As it stands, Netflix is one of the best movie streaming sites out there with a huge variety of both original and classic films available. Clearly, the company is keen to expand into gaming in a similar way. In the earnings report, the streaming giant explained that "since we are nearly a decade into our push into original programming, we think the time is right to learn more about how our members value games," so basically this is the natural next step.

Netflix Witcher

(Image credit: Netflix)

In an accompanying interview video, Netflix COO and CPO Greg Peters explained that the focus is on "mobile devices" with the plan being a "multi-year effort that we're going to start relatively small". What does that mean for you? Maybe keep on top of the best smartphones out there so your phone is ready for the experience although, presumably, much of the content will be transmitted via the cloud so the priority for you might be a good screen rather than needing high-end hardware to run any of Netflix's games. 

Peters went on to explain that the focus is on its original IPs so we're guessing there may be some crossover between the games and shows you partake in but no specific franchises have been named. The likes of the Fear Street series of movies certainly seem like the kind of thing that could be made into a game or two, for instance. 

Whatever the plan, Netflix won't be taking advantage of ads or in-game purchases or other forms of monetization with Peters keen to stress that their subscription model means this just isn't necessary. 

For now, mobile is the focus for Netflix but there are suggestions that its games could come to other devices. We're not sure if the best video game consoles need a gaming presence from Netflix but it could be a viable option further down the line. As Peters puts it, the plan is to "try a bunch of different games through a variety of different mechanisms to see what's really working for our members," so expect to see some experimentation from the company over the coming months and, possibly, years while it figures out if gaming is truly for it or not. 

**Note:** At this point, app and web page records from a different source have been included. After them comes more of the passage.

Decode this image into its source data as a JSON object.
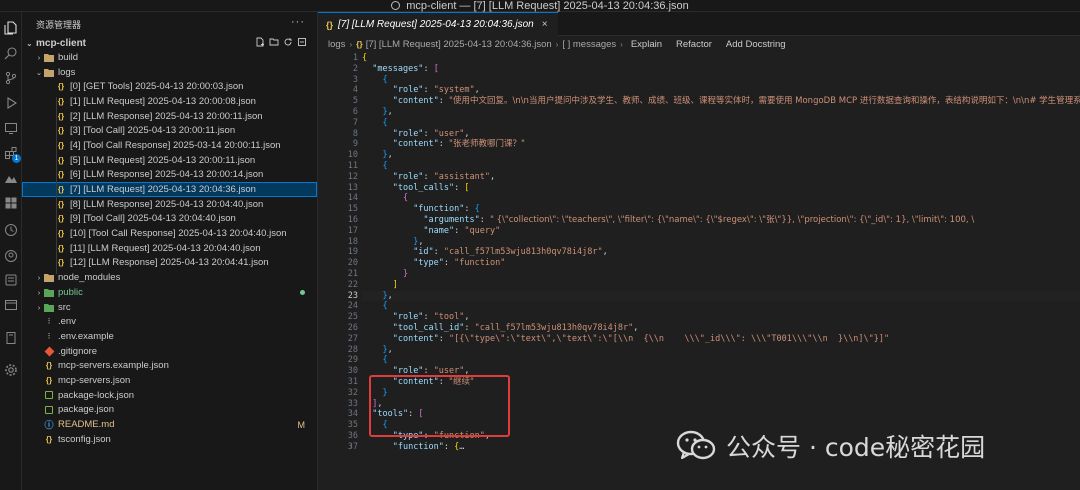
{
  "window": {
    "title": "mcp-client — [7] [LLM Request] 2025-04-13 20:04:36.json"
  },
  "activity_bar": {
    "icons": [
      "explorer-icon",
      "search-icon",
      "source-control-icon",
      "run-debug-icon",
      "remote-explorer-icon",
      "extensions-icon",
      "database-icon",
      "grid-icon",
      "timeline-icon",
      "accounts-icon",
      "docker-icon",
      "terminal-icon",
      "book-icon",
      "settings-icon"
    ],
    "extensions_badge": "1"
  },
  "sidebar": {
    "header": "资源管理器",
    "more": "···",
    "root": "mcp-client",
    "items": [
      {
        "label": "build",
        "type": "folder",
        "indent": 1,
        "collapsed": true
      },
      {
        "label": "logs",
        "type": "folder",
        "indent": 1,
        "collapsed": false
      },
      {
        "label": "[0] [GET Tools] 2025-04-13 20:00:03.json",
        "type": "json",
        "indent": 2
      },
      {
        "label": "[1] [LLM Request] 2025-04-13 20:00:08.json",
        "type": "json",
        "indent": 2
      },
      {
        "label": "[2] [LLM Response] 2025-04-13 20:00:11.json",
        "type": "json",
        "indent": 2
      },
      {
        "label": "[3] [Tool Call] 2025-04-13 20:00:11.json",
        "type": "json",
        "indent": 2
      },
      {
        "label": "[4] [Tool Call Response] 2025-03-14 20:00:11.json",
        "type": "json",
        "indent": 2
      },
      {
        "label": "[5] [LLM Request] 2025-04-13 20:00:11.json",
        "type": "json",
        "indent": 2
      },
      {
        "label": "[6] [LLM Response] 2025-04-13 20:00:14.json",
        "type": "json",
        "indent": 2
      },
      {
        "label": "[7] [LLM Request] 2025-04-13 20:04:36.json",
        "type": "json",
        "indent": 2,
        "selected": true
      },
      {
        "label": "[8] [LLM Response] 2025-04-13 20:04:40.json",
        "type": "json",
        "indent": 2
      },
      {
        "label": "[9] [Tool Call] 2025-04-13 20:04:40.json",
        "type": "json",
        "indent": 2
      },
      {
        "label": "[10] [Tool Call Response] 2025-04-13 20:04:40.json",
        "type": "json",
        "indent": 2
      },
      {
        "label": "[11] [LLM Request] 2025-04-13 20:04:40.json",
        "type": "json",
        "indent": 2
      },
      {
        "label": "[12] [LLM Response] 2025-04-13 20:04:41.json",
        "type": "json",
        "indent": 2
      },
      {
        "label": "node_modules",
        "type": "folder",
        "indent": 1,
        "collapsed": true
      },
      {
        "label": "public",
        "type": "folder-green",
        "indent": 1,
        "collapsed": true,
        "dot": true
      },
      {
        "label": "src",
        "type": "folder-green",
        "indent": 1,
        "collapsed": true
      },
      {
        "label": ".env",
        "type": "env",
        "indent": 1
      },
      {
        "label": ".env.example",
        "type": "env",
        "indent": 1
      },
      {
        "label": ".gitignore",
        "type": "git",
        "indent": 1
      },
      {
        "label": "mcp-servers.example.json",
        "type": "json",
        "indent": 1
      },
      {
        "label": "mcp-servers.json",
        "type": "json",
        "indent": 1
      },
      {
        "label": "package-lock.json",
        "type": "npm",
        "indent": 1
      },
      {
        "label": "package.json",
        "type": "npm",
        "indent": 1
      },
      {
        "label": "README.md",
        "type": "md",
        "indent": 1,
        "status": "M"
      },
      {
        "label": "tsconfig.json",
        "type": "json",
        "indent": 1
      }
    ]
  },
  "editor": {
    "tab": {
      "label": "[7] [LLM Request] 2025-04-13 20:04:36.json",
      "close": "×"
    },
    "breadcrumb": {
      "folder": "logs",
      "file": "[7] [LLM Request] 2025-04-13 20:04:36.json",
      "symbol": "[ ] messages",
      "actions": [
        "Explain",
        "Refactor",
        "Add Docstring"
      ]
    },
    "active_line": 23,
    "lines": [
      [
        [
          "{",
          "b1"
        ]
      ],
      [
        [
          "  ",
          "p"
        ],
        [
          "\"messages\"",
          "k"
        ],
        [
          ": ",
          "p"
        ],
        [
          "[",
          "b2"
        ]
      ],
      [
        [
          "    ",
          "p"
        ],
        [
          "{",
          "b3"
        ]
      ],
      [
        [
          "      ",
          "p"
        ],
        [
          "\"role\"",
          "k"
        ],
        [
          ": ",
          "p"
        ],
        [
          "\"system\"",
          "s"
        ],
        [
          ",",
          "p"
        ]
      ],
      [
        [
          "      ",
          "p"
        ],
        [
          "\"content\"",
          "k"
        ],
        [
          ": ",
          "p"
        ],
        [
          "\"使用中文回复。\\n\\n当用户提问中涉及学生、教师、成绩、班级、课程等实体时，需要使用 MongoDB MCP 进行数据查询和操作，表结构说明如下：\\n\\n# 学生管理系统数据库表",
          "s"
        ]
      ],
      [
        [
          "    ",
          "p"
        ],
        [
          "}",
          "b3"
        ],
        [
          ",",
          "p"
        ]
      ],
      [
        [
          "    ",
          "p"
        ],
        [
          "{",
          "b3"
        ]
      ],
      [
        [
          "      ",
          "p"
        ],
        [
          "\"role\"",
          "k"
        ],
        [
          ": ",
          "p"
        ],
        [
          "\"user\"",
          "s"
        ],
        [
          ",",
          "p"
        ]
      ],
      [
        [
          "      ",
          "p"
        ],
        [
          "\"content\"",
          "k"
        ],
        [
          ": ",
          "p"
        ],
        [
          "\"张老师教哪门课？\"",
          "s"
        ]
      ],
      [
        [
          "    ",
          "p"
        ],
        [
          "}",
          "b3"
        ],
        [
          ",",
          "p"
        ]
      ],
      [
        [
          "    ",
          "p"
        ],
        [
          "{",
          "b3"
        ]
      ],
      [
        [
          "      ",
          "p"
        ],
        [
          "\"role\"",
          "k"
        ],
        [
          ": ",
          "p"
        ],
        [
          "\"assistant\"",
          "s"
        ],
        [
          ",",
          "p"
        ]
      ],
      [
        [
          "      ",
          "p"
        ],
        [
          "\"tool_calls\"",
          "k"
        ],
        [
          ": ",
          "p"
        ],
        [
          "[",
          "b1"
        ]
      ],
      [
        [
          "        ",
          "p"
        ],
        [
          "{",
          "b2"
        ]
      ],
      [
        [
          "          ",
          "p"
        ],
        [
          "\"function\"",
          "k"
        ],
        [
          ": ",
          "p"
        ],
        [
          "{",
          "b3"
        ]
      ],
      [
        [
          "            ",
          "p"
        ],
        [
          "\"arguments\"",
          "k"
        ],
        [
          ": ",
          "p"
        ],
        [
          "\" {\\\"collection\\\": \\\"teachers\\\", \\\"filter\\\": {\\\"name\\\": {\\\"$regex\\\": \\\"张\\\"}}, \\\"projection\\\": {\\\"_id\\\": 1}, \\\"limit\\\": 100, \\",
          "s"
        ]
      ],
      [
        [
          "            ",
          "p"
        ],
        [
          "\"name\"",
          "k"
        ],
        [
          ": ",
          "p"
        ],
        [
          "\"query\"",
          "s"
        ]
      ],
      [
        [
          "          ",
          "p"
        ],
        [
          "}",
          "b3"
        ],
        [
          ",",
          "p"
        ]
      ],
      [
        [
          "          ",
          "p"
        ],
        [
          "\"id\"",
          "k"
        ],
        [
          ": ",
          "p"
        ],
        [
          "\"call_f57lm53wju813h0qv78i4j8r\"",
          "s"
        ],
        [
          ",",
          "p"
        ]
      ],
      [
        [
          "          ",
          "p"
        ],
        [
          "\"type\"",
          "k"
        ],
        [
          ": ",
          "p"
        ],
        [
          "\"function\"",
          "s"
        ]
      ],
      [
        [
          "        ",
          "p"
        ],
        [
          "}",
          "b2"
        ]
      ],
      [
        [
          "      ",
          "p"
        ],
        [
          "]",
          "b1"
        ]
      ],
      [
        [
          "    ",
          "p"
        ],
        [
          "}",
          "b3"
        ],
        [
          ",",
          "p"
        ]
      ],
      [
        [
          "    ",
          "p"
        ],
        [
          "{",
          "b3"
        ]
      ],
      [
        [
          "      ",
          "p"
        ],
        [
          "\"role\"",
          "k"
        ],
        [
          ": ",
          "p"
        ],
        [
          "\"tool\"",
          "s"
        ],
        [
          ",",
          "p"
        ]
      ],
      [
        [
          "      ",
          "p"
        ],
        [
          "\"tool_call_id\"",
          "k"
        ],
        [
          ": ",
          "p"
        ],
        [
          "\"call_f57lm53wju813h0qv78i4j8r\"",
          "s"
        ],
        [
          ",",
          "p"
        ]
      ],
      [
        [
          "      ",
          "p"
        ],
        [
          "\"content\"",
          "k"
        ],
        [
          ": ",
          "p"
        ],
        [
          "\"[{\\\"type\\\":\\\"text\\\",\\\"text\\\":\\\"[\\\\n  {\\\\n    \\\\\\\"_id\\\\\\\": \\\\\\\"T001\\\\\\\"\\\\n  }\\\\n]\\\"}]\"",
          "s"
        ]
      ],
      [
        [
          "    ",
          "p"
        ],
        [
          "}",
          "b3"
        ],
        [
          ",",
          "p"
        ]
      ],
      [
        [
          "    ",
          "p"
        ],
        [
          "{",
          "b3"
        ]
      ],
      [
        [
          "      ",
          "p"
        ],
        [
          "\"role\"",
          "k"
        ],
        [
          ": ",
          "p"
        ],
        [
          "\"user\"",
          "s"
        ],
        [
          ",",
          "p"
        ]
      ],
      [
        [
          "      ",
          "p"
        ],
        [
          "\"content\"",
          "k"
        ],
        [
          ": ",
          "p"
        ],
        [
          "\"继续\"",
          "s"
        ]
      ],
      [
        [
          "    ",
          "p"
        ],
        [
          "}",
          "b3"
        ]
      ],
      [
        [
          "  ",
          "p"
        ],
        [
          "]",
          "b2"
        ],
        [
          ",",
          "p"
        ]
      ],
      [
        [
          "  ",
          "p"
        ],
        [
          "\"tools\"",
          "k"
        ],
        [
          ": ",
          "p"
        ],
        [
          "[",
          "b2"
        ]
      ],
      [
        [
          "    ",
          "p"
        ],
        [
          "{",
          "b3"
        ]
      ],
      [
        [
          "      ",
          "p"
        ],
        [
          "\"type\"",
          "k"
        ],
        [
          ": ",
          "p"
        ],
        [
          "\"function\"",
          "s"
        ],
        [
          ",",
          "p"
        ]
      ],
      [
        [
          "      ",
          "p"
        ],
        [
          "\"function\"",
          "k"
        ],
        [
          ": ",
          "p"
        ],
        [
          "{",
          "b1"
        ],
        [
          "…",
          "p"
        ]
      ]
    ]
  },
  "watermark": {
    "text": "公众号 · code秘密花园"
  },
  "colors": {
    "accent": "#0078d4",
    "highlight_box": "#e03c3c",
    "json_icon": "#e8c14d"
  }
}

Jennifer has been freelancing for over 10 years. In the past, she's written about all things tech and gaming wise for outlets as varied as The Independent, Playboy, Eurogamer, and TechRadar. In her spare time, she spends far too much time watching films, attempting to train her pet guinea pigs, and mastering making the perfect burrito.  She's a full time freelancer, but a regular tech news contributor to Top Ten Reviews.